## What you have to do
This task calls for copying each line below that contains "align".

[[ Dataset records, beginning ]]

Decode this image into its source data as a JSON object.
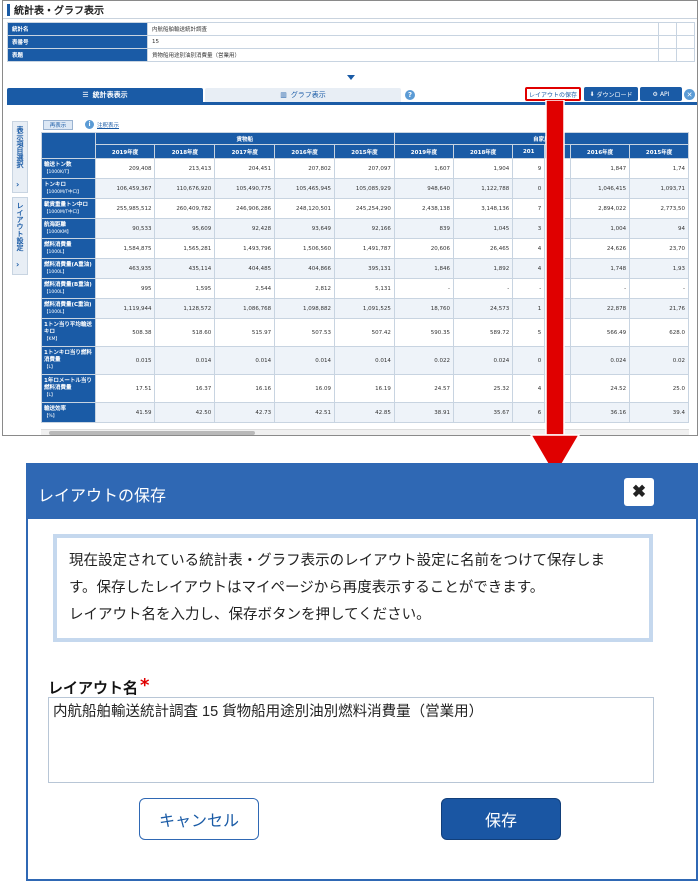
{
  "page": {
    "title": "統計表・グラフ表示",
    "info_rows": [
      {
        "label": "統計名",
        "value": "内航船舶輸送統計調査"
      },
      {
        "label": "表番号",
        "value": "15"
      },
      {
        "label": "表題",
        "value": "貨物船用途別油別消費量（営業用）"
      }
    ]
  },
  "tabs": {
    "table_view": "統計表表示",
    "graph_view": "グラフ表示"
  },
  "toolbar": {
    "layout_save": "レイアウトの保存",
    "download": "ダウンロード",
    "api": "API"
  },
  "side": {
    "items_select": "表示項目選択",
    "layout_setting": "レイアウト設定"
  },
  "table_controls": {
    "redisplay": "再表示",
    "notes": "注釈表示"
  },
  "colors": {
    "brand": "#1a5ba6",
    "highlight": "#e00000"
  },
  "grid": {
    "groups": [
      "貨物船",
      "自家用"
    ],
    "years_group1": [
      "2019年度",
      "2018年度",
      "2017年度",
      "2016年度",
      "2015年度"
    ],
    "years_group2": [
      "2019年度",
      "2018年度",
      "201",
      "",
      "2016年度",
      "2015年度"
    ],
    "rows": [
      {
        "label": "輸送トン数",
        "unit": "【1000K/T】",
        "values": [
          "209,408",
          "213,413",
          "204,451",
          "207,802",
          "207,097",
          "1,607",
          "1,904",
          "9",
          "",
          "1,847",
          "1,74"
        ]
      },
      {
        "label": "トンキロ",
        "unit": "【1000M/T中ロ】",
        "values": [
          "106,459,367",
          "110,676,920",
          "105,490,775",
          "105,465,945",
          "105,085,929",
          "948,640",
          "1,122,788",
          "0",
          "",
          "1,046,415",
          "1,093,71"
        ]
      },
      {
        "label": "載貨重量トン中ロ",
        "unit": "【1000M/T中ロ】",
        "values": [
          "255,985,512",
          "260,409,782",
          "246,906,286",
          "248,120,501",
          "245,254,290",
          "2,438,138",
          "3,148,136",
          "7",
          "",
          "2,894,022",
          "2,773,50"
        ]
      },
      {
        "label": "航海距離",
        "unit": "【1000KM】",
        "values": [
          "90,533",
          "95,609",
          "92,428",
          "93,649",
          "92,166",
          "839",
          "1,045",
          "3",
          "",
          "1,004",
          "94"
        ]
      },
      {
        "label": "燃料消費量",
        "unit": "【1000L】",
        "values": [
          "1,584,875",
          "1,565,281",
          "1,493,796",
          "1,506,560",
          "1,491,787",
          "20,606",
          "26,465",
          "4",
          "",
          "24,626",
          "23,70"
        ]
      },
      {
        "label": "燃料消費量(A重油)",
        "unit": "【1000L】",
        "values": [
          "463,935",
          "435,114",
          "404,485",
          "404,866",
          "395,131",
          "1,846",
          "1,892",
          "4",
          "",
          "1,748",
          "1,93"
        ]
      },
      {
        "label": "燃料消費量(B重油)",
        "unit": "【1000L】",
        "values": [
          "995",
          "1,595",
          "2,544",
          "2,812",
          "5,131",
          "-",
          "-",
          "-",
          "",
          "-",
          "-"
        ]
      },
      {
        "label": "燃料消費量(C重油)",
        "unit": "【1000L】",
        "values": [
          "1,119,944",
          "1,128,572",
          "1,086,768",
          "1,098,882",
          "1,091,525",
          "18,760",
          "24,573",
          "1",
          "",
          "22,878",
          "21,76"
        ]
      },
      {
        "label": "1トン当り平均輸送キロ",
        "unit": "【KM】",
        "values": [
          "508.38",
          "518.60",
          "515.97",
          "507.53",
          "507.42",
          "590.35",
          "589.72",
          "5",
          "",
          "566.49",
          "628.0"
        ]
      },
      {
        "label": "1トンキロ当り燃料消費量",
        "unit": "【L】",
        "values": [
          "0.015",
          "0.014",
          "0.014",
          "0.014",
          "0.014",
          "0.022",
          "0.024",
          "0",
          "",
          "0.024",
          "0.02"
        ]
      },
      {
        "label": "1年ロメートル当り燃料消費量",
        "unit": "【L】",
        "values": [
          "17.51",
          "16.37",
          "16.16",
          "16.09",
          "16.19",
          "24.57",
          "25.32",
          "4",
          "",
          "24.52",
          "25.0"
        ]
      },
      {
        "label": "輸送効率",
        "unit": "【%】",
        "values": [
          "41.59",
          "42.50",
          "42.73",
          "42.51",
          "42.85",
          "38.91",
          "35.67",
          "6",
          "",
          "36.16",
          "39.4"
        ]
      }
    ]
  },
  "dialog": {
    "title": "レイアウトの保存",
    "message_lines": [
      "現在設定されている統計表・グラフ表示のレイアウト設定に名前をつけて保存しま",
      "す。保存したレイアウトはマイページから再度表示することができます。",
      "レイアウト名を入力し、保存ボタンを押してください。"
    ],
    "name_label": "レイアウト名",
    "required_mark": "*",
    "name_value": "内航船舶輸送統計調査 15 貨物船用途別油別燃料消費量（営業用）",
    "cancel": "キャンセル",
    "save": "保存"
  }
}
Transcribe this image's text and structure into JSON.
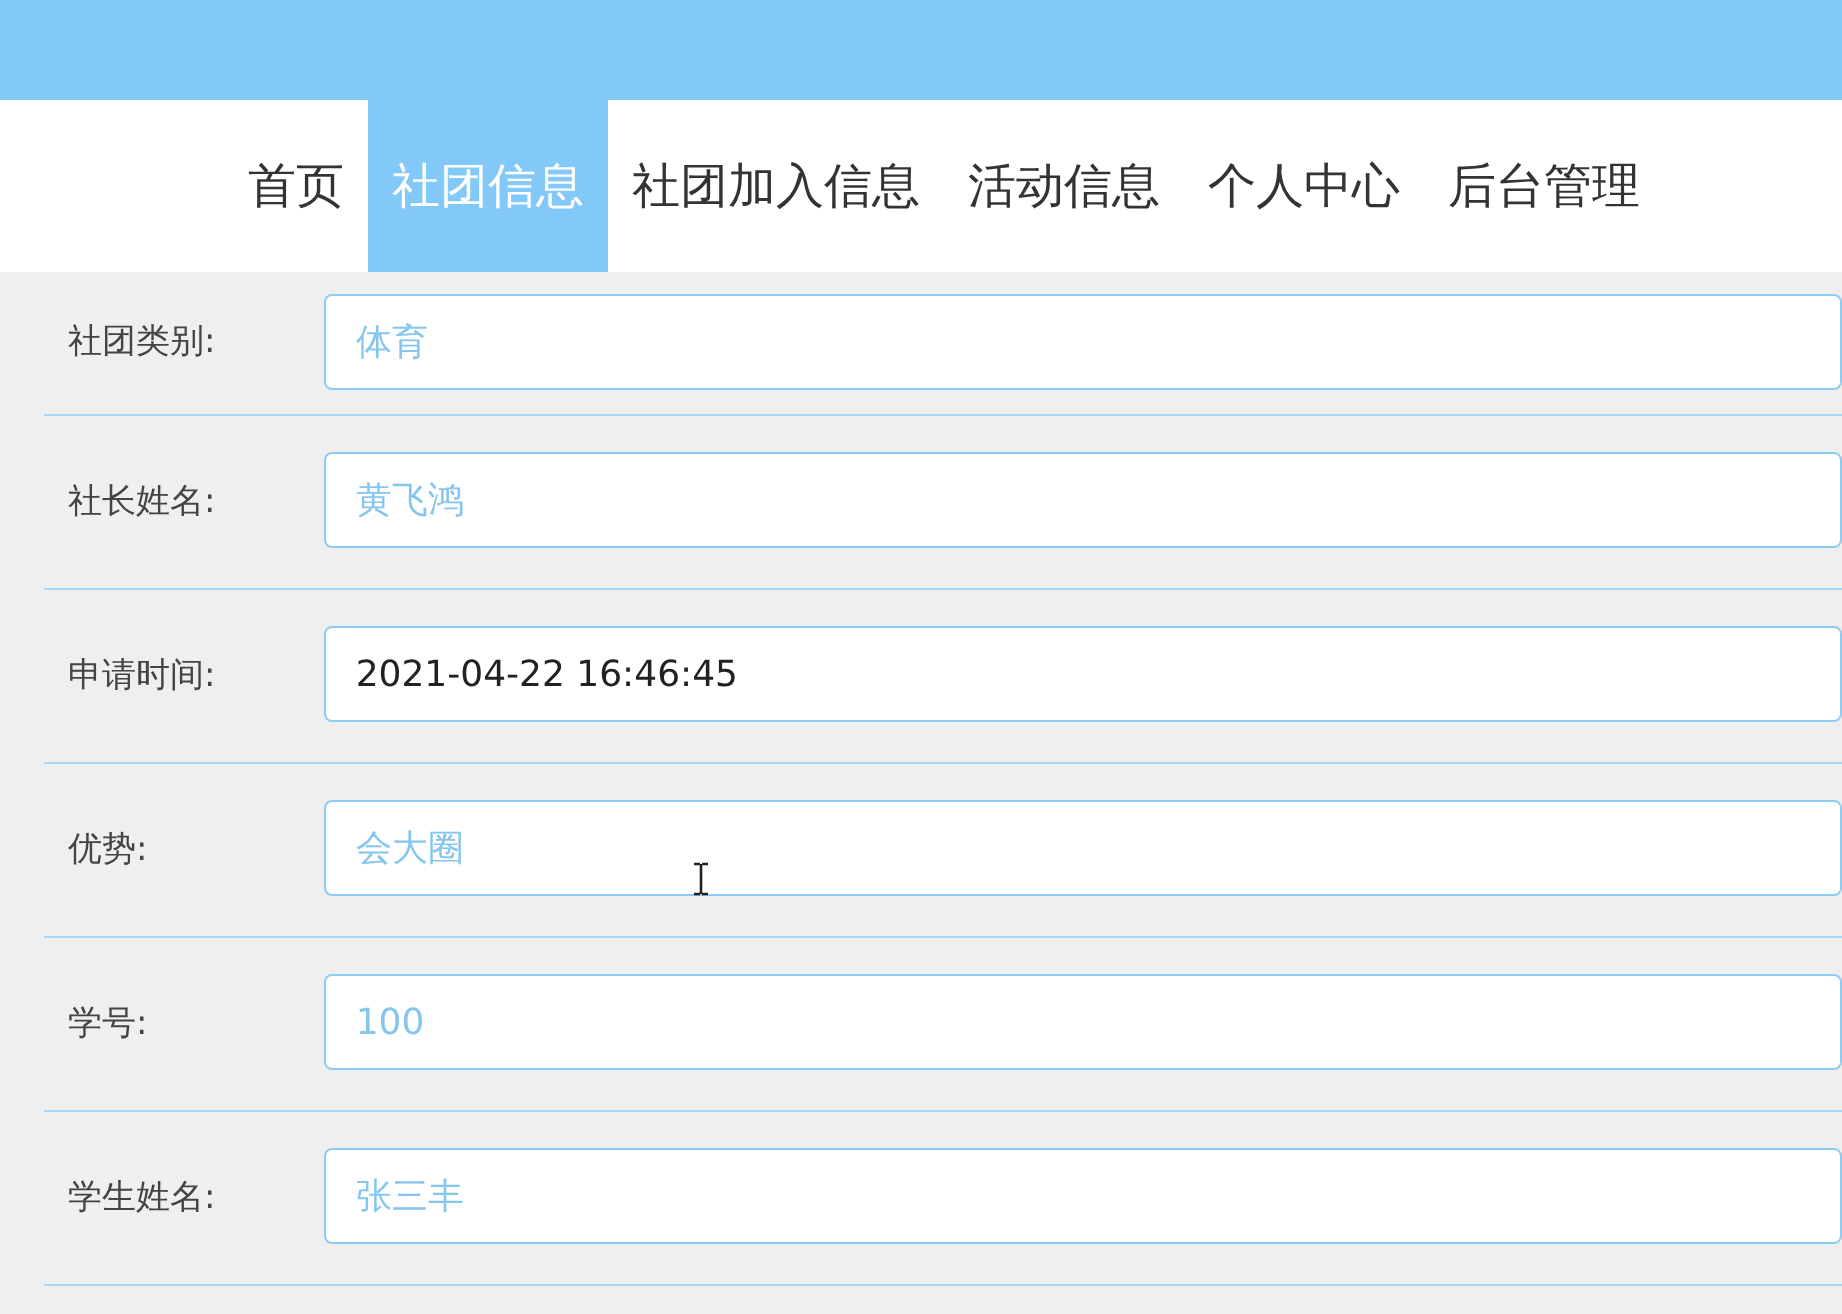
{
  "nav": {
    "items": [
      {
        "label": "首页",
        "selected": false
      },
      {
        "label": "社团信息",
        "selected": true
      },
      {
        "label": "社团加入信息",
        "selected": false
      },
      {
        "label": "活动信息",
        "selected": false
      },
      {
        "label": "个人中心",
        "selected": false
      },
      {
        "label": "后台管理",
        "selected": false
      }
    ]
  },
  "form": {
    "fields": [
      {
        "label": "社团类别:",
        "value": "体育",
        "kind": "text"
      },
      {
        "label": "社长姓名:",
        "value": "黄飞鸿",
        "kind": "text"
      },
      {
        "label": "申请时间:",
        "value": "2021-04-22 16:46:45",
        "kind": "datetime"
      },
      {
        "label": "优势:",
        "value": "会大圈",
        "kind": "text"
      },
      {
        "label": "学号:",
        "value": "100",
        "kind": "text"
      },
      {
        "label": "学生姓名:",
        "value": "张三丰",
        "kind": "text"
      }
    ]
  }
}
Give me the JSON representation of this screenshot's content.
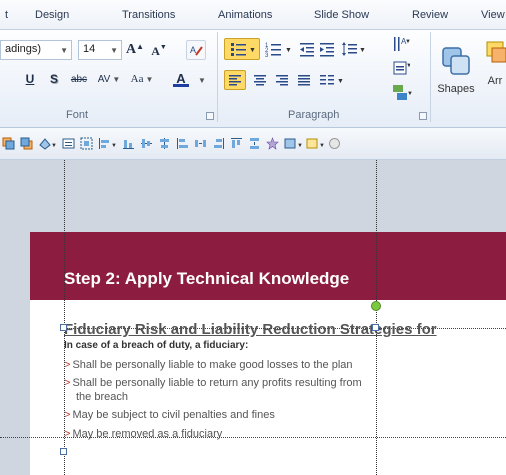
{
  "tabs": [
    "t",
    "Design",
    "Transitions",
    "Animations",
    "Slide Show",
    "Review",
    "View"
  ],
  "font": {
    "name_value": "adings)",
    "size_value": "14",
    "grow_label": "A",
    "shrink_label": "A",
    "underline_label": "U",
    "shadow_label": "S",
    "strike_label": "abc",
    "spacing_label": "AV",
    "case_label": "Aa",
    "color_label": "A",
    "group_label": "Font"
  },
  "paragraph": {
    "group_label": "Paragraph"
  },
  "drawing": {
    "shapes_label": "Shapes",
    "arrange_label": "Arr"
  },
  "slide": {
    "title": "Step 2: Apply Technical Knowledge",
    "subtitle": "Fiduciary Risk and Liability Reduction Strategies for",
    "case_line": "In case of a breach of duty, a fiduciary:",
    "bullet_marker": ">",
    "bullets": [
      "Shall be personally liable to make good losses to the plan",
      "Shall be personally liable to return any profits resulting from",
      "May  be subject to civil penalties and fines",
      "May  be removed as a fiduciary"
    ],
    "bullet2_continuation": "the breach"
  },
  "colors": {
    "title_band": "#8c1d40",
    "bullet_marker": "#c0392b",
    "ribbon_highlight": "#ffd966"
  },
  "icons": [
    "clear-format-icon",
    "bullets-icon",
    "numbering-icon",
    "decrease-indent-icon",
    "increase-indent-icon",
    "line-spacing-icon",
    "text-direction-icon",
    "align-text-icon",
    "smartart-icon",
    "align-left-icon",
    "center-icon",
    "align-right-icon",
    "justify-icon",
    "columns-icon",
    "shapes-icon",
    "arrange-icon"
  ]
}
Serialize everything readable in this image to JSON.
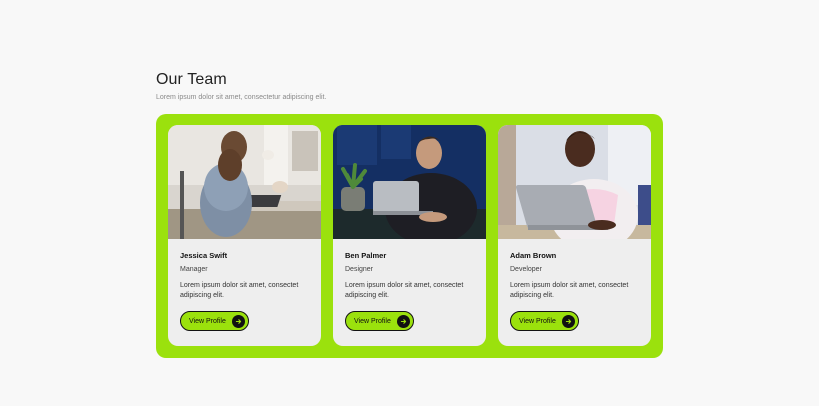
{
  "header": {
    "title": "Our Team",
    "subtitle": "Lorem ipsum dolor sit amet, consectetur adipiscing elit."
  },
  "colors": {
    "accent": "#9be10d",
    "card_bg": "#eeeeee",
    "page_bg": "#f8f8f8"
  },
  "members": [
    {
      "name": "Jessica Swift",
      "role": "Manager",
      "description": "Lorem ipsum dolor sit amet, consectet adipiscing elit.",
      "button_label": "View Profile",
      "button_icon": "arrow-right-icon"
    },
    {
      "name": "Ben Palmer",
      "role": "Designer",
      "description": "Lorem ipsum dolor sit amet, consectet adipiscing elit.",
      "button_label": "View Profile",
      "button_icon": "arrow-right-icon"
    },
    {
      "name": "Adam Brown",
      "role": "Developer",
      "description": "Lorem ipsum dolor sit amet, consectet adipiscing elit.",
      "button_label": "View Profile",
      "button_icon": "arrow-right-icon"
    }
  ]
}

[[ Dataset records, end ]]

## Written response
    "align-text-icon",
    "align-left-icon",
    "align-right-icon",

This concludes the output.